Instructions to follow ::
Look through the records below, and copy out every line that holds the string "video".

Task input ::
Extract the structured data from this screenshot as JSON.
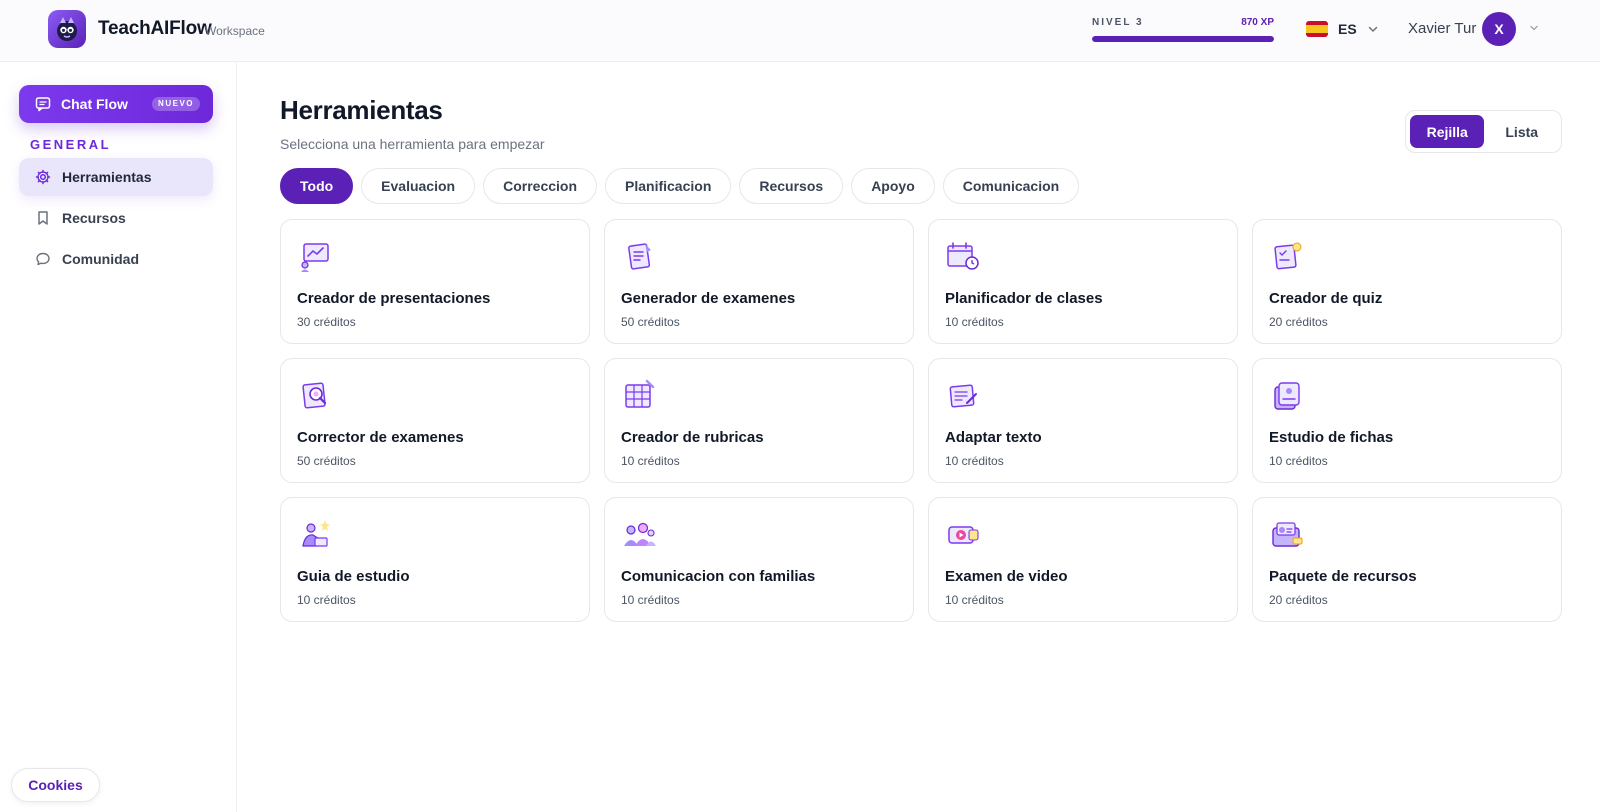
{
  "header": {
    "brand": "TeachAIFlow",
    "brand_sub": "Workspace",
    "level_label": "NIVEL 3",
    "xp_label": "870 XP",
    "xp_progress": 1.0,
    "language": "ES",
    "user_name": "Xavier Tur",
    "avatar_initial": "X"
  },
  "sidebar": {
    "chat_button": {
      "label": "Chat Flow",
      "badge": "NUEVO"
    },
    "section_title": "GENERAL",
    "items": [
      {
        "label": "Herramientas",
        "icon": "gear-icon",
        "active": true
      },
      {
        "label": "Recursos",
        "icon": "bookmark-icon",
        "active": false
      },
      {
        "label": "Comunidad",
        "icon": "chat-bubble-icon",
        "active": false
      }
    ],
    "cookies_label": "Cookies"
  },
  "main": {
    "title": "Herramientas",
    "subtitle": "Selecciona una herramienta para empezar",
    "view_toggle": {
      "grid": "Rejilla",
      "list": "Lista",
      "selected": "grid"
    },
    "tabs": [
      "Todo",
      "Evaluacion",
      "Correccion",
      "Planificacion",
      "Recursos",
      "Apoyo",
      "Comunicacion"
    ],
    "active_tab": 0,
    "tools": [
      {
        "name": "Creador de presentaciones",
        "credits": "30 créditos",
        "icon": "presentation-icon"
      },
      {
        "name": "Generador de examenes",
        "credits": "50 créditos",
        "icon": "exam-icon"
      },
      {
        "name": "Planificador de clases",
        "credits": "10 créditos",
        "icon": "calendar-icon"
      },
      {
        "name": "Creador de quiz",
        "credits": "20 créditos",
        "icon": "quiz-icon"
      },
      {
        "name": "Corrector de examenes",
        "credits": "50 créditos",
        "icon": "grader-icon"
      },
      {
        "name": "Creador de rubricas",
        "credits": "10 créditos",
        "icon": "rubric-icon"
      },
      {
        "name": "Adaptar texto",
        "credits": "10 créditos",
        "icon": "text-edit-icon"
      },
      {
        "name": "Estudio de fichas",
        "credits": "10 créditos",
        "icon": "flashcards-icon"
      },
      {
        "name": "Guia de estudio",
        "credits": "10 créditos",
        "icon": "study-guide-icon"
      },
      {
        "name": "Comunicacion con familias",
        "credits": "10 créditos",
        "icon": "family-icon"
      },
      {
        "name": "Examen de video",
        "credits": "10 créditos",
        "icon": "video-icon"
      },
      {
        "name": "Paquete de recursos",
        "credits": "20 créditos",
        "icon": "resource-pack-icon"
      }
    ]
  },
  "colors": {
    "accent": "#5b21b6",
    "accent_light": "#e9e6fb",
    "text": "#111827",
    "muted": "#6b7280"
  }
}
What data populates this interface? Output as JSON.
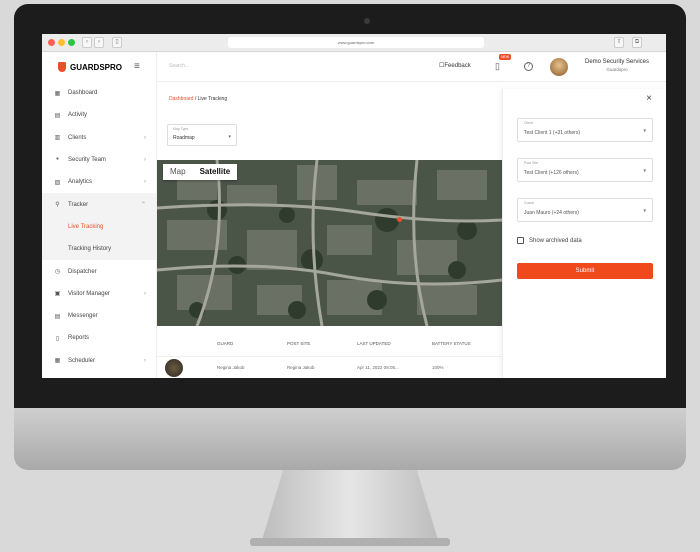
{
  "browser": {
    "url": "www.guardspro.com"
  },
  "brand": {
    "name": "GUARDSPRO",
    "accent": "#e8502a",
    "submit_color": "#f04a1c"
  },
  "sidebar": {
    "items": [
      {
        "label": "Dashboard",
        "icon": "grid-icon"
      },
      {
        "label": "Activity",
        "icon": "calendar-icon"
      },
      {
        "label": "Clients",
        "icon": "building-icon",
        "chevron": "›"
      },
      {
        "label": "Security Team",
        "icon": "people-icon",
        "chevron": "›"
      },
      {
        "label": "Analytics",
        "icon": "chart-icon",
        "chevron": "›"
      },
      {
        "label": "Tracker",
        "icon": "pin-icon",
        "chevron": "⌃"
      },
      {
        "label": "Dispatcher",
        "icon": "clock-icon"
      },
      {
        "label": "Visitor Manager",
        "icon": "id-card-icon",
        "chevron": "›"
      },
      {
        "label": "Messenger",
        "icon": "chat-icon"
      },
      {
        "label": "Reports",
        "icon": "document-icon"
      },
      {
        "label": "Scheduler",
        "icon": "calendar-icon",
        "chevron": "›"
      }
    ],
    "tracker_sub": [
      {
        "label": "Live Tracking",
        "active": true
      },
      {
        "label": "Tracking History",
        "active": false
      }
    ]
  },
  "topbar": {
    "search_placeholder": "Search...",
    "feedback_label": "Feedback",
    "notification_badge": "NEW",
    "company_name": "Demo Security Services",
    "company_sub": "Guardspro"
  },
  "breadcrumb": {
    "root": "Dashboard",
    "separator": " / ",
    "current": "Live Tracking"
  },
  "map_type": {
    "label": "Map Type",
    "value": "Roadmap",
    "arrow": "▾"
  },
  "map": {
    "tab_map": "Map",
    "tab_satellite": "Satellite"
  },
  "table": {
    "headers": [
      "GUARD",
      "POST SITE",
      "LAST UPDATED",
      "BATTERY STATUS"
    ],
    "rows": [
      {
        "guard": "Regina Jakob",
        "post_site": "Regina Jakob",
        "updated": "Apr 11, 2022 08:05...",
        "battery": "100%"
      }
    ]
  },
  "filter_panel": {
    "close": "×",
    "fields": [
      {
        "label": "Client",
        "value": "Test Client 1 (+31 others)"
      },
      {
        "label": "Post Site",
        "value": "Test Client (+126 others)"
      },
      {
        "label": "Guard",
        "value": "Juan Mauro (+24 others)"
      }
    ],
    "arrow": "▾",
    "archived_label": "Show archived data",
    "submit_label": "Submit"
  }
}
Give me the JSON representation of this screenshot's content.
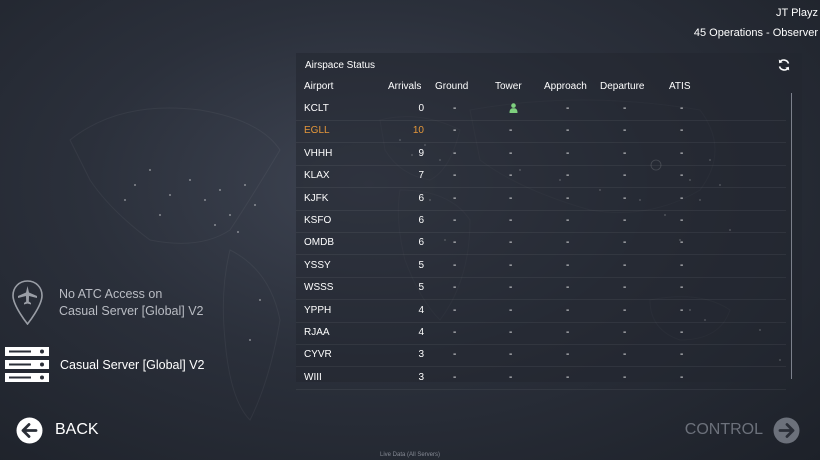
{
  "user": {
    "name": "JT Playz",
    "status": "45 Operations - Observer"
  },
  "panel": {
    "title": "Airspace Status",
    "columns": [
      "Airport",
      "Arrivals",
      "Ground",
      "Tower",
      "Approach",
      "Departure",
      "ATIS"
    ],
    "rows": [
      {
        "airport": "KCLT",
        "arrivals": "0",
        "ground": "-",
        "tower": "controller-icon",
        "approach": "-",
        "departure": "-",
        "atis": "-"
      },
      {
        "airport": "EGLL",
        "arrivals": "10",
        "ground": "-",
        "tower": "-",
        "approach": "-",
        "departure": "-",
        "atis": "-",
        "highlight": true
      },
      {
        "airport": "VHHH",
        "arrivals": "9",
        "ground": "-",
        "tower": "-",
        "approach": "-",
        "departure": "-",
        "atis": "-"
      },
      {
        "airport": "KLAX",
        "arrivals": "7",
        "ground": "-",
        "tower": "-",
        "approach": "-",
        "departure": "-",
        "atis": "-"
      },
      {
        "airport": "KJFK",
        "arrivals": "6",
        "ground": "-",
        "tower": "-",
        "approach": "-",
        "departure": "-",
        "atis": "-"
      },
      {
        "airport": "KSFO",
        "arrivals": "6",
        "ground": "-",
        "tower": "-",
        "approach": "-",
        "departure": "-",
        "atis": "-"
      },
      {
        "airport": "OMDB",
        "arrivals": "6",
        "ground": "-",
        "tower": "-",
        "approach": "-",
        "departure": "-",
        "atis": "-"
      },
      {
        "airport": "YSSY",
        "arrivals": "5",
        "ground": "-",
        "tower": "-",
        "approach": "-",
        "departure": "-",
        "atis": "-"
      },
      {
        "airport": "WSSS",
        "arrivals": "5",
        "ground": "-",
        "tower": "-",
        "approach": "-",
        "departure": "-",
        "atis": "-"
      },
      {
        "airport": "YPPH",
        "arrivals": "4",
        "ground": "-",
        "tower": "-",
        "approach": "-",
        "departure": "-",
        "atis": "-"
      },
      {
        "airport": "RJAA",
        "arrivals": "4",
        "ground": "-",
        "tower": "-",
        "approach": "-",
        "departure": "-",
        "atis": "-"
      },
      {
        "airport": "CYVR",
        "arrivals": "3",
        "ground": "-",
        "tower": "-",
        "approach": "-",
        "departure": "-",
        "atis": "-"
      },
      {
        "airport": "WIII",
        "arrivals": "3",
        "ground": "-",
        "tower": "-",
        "approach": "-",
        "departure": "-",
        "atis": "-"
      }
    ]
  },
  "sidebar": {
    "access_line1": "No ATC Access on",
    "access_line2": "Casual Server [Global] V2",
    "server_label": "Casual Server [Global] V2"
  },
  "nav": {
    "back_label": "BACK",
    "control_label": "CONTROL"
  },
  "footer": "Live Data (All Servers)",
  "colors": {
    "highlight": "#e4973a",
    "tower_active": "#7ed07e",
    "disabled": "#6c717b"
  }
}
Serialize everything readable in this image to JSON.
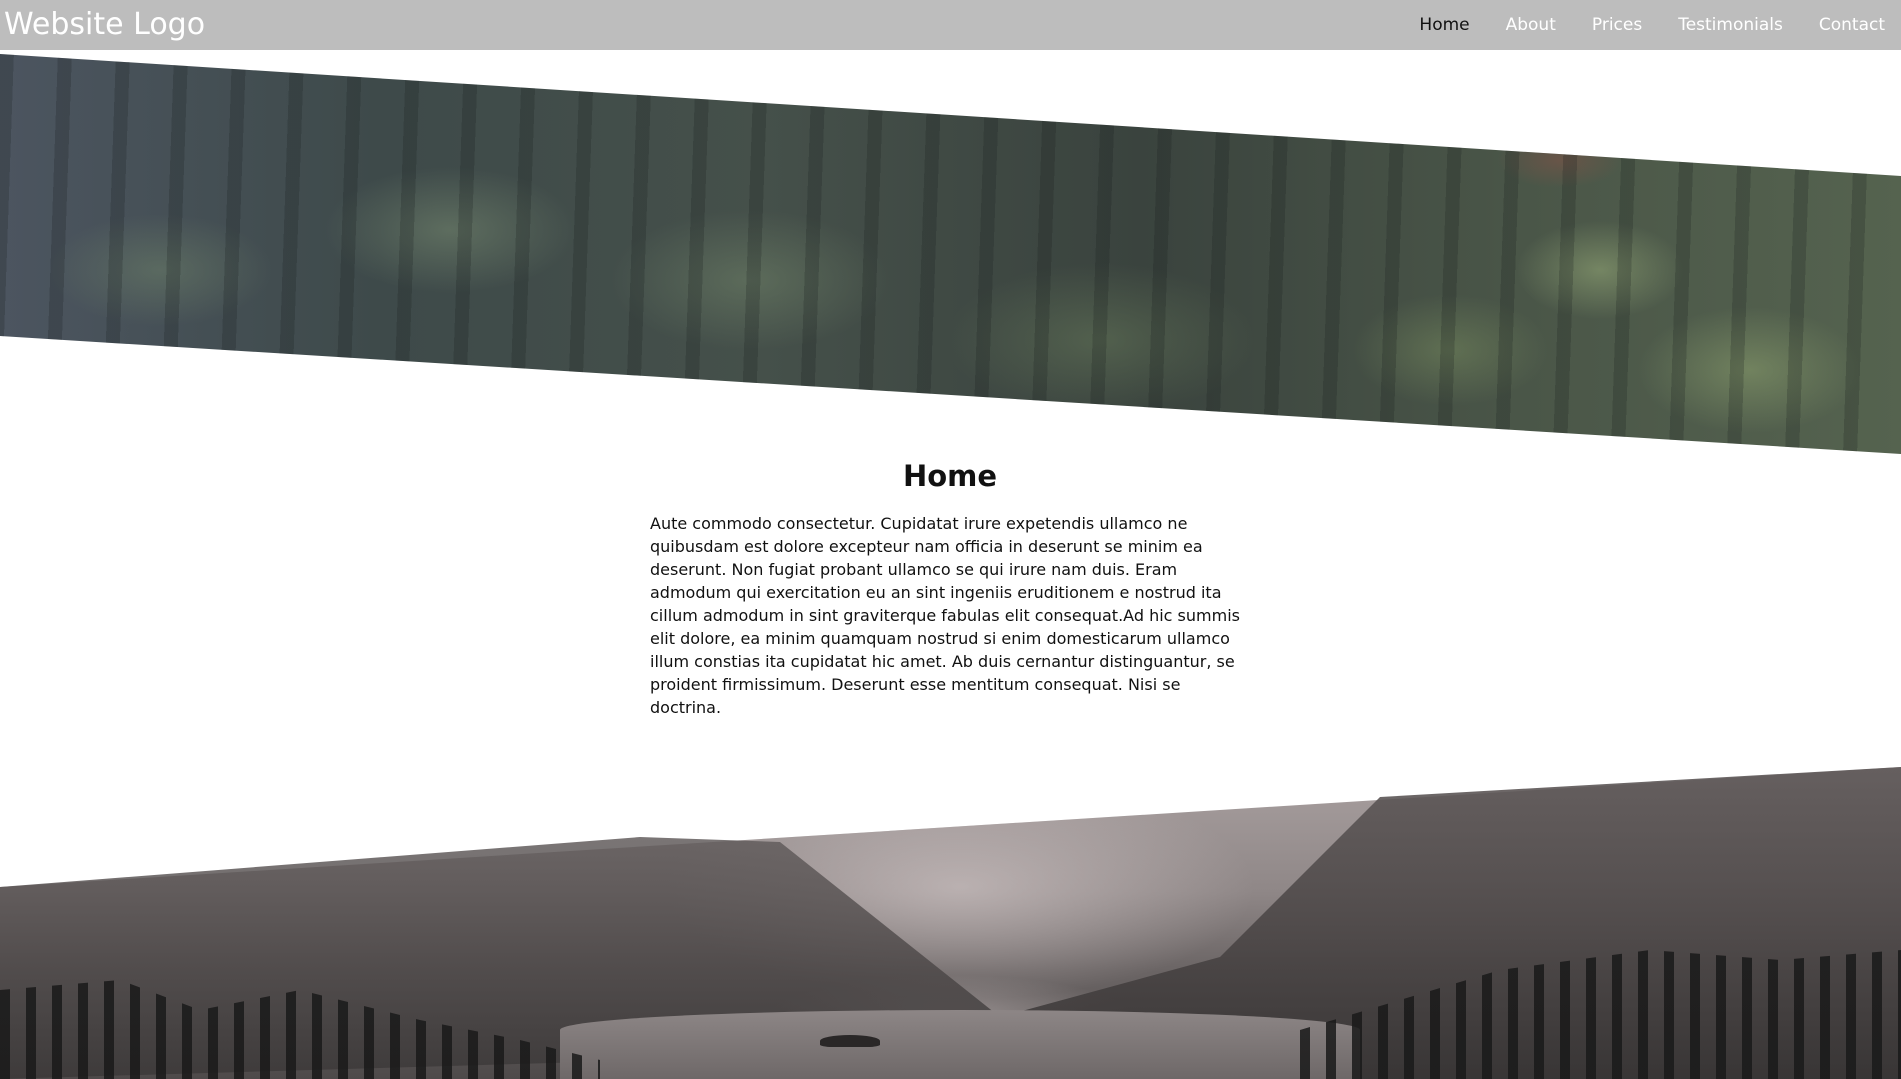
{
  "header": {
    "logo": "Website Logo",
    "nav": [
      "Home",
      "About",
      "Prices",
      "Testimonials",
      "Contact"
    ],
    "active_item": "Home"
  },
  "section": {
    "title": "Home",
    "body": "Aute commodo consectetur. Cupidatat irure expetendis ullamco ne quibusdam est dolore excepteur nam officia in deserunt se minim ea deserunt. Non fugiat probant ullamco se qui irure nam duis. Eram admodum qui exercitation eu an sint ingeniis eruditionem e nostrud ita cillum admodum in sint graviterque fabulas elit consequat.Ad hic summis elit dolore, ea minim quamquam nostrud si enim domesticarum ullamco illum constias ita cupidatat hic amet. Ab duis cernantur distinguantur, se proident firmissimum. Deserunt esse mentitum consequat. Nisi se doctrina."
  },
  "images": {
    "top": "forest-foliage-image",
    "bottom": "mountain-lake-image"
  },
  "colors": {
    "navbar_bg": "#bdbdbd",
    "nav_text": "#ffffff",
    "nav_active": "#111111",
    "page_bg": "#ffffff",
    "text": "#111111"
  }
}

Answer below ::
        "name": "Examen de video",
        "icon": "video-icon"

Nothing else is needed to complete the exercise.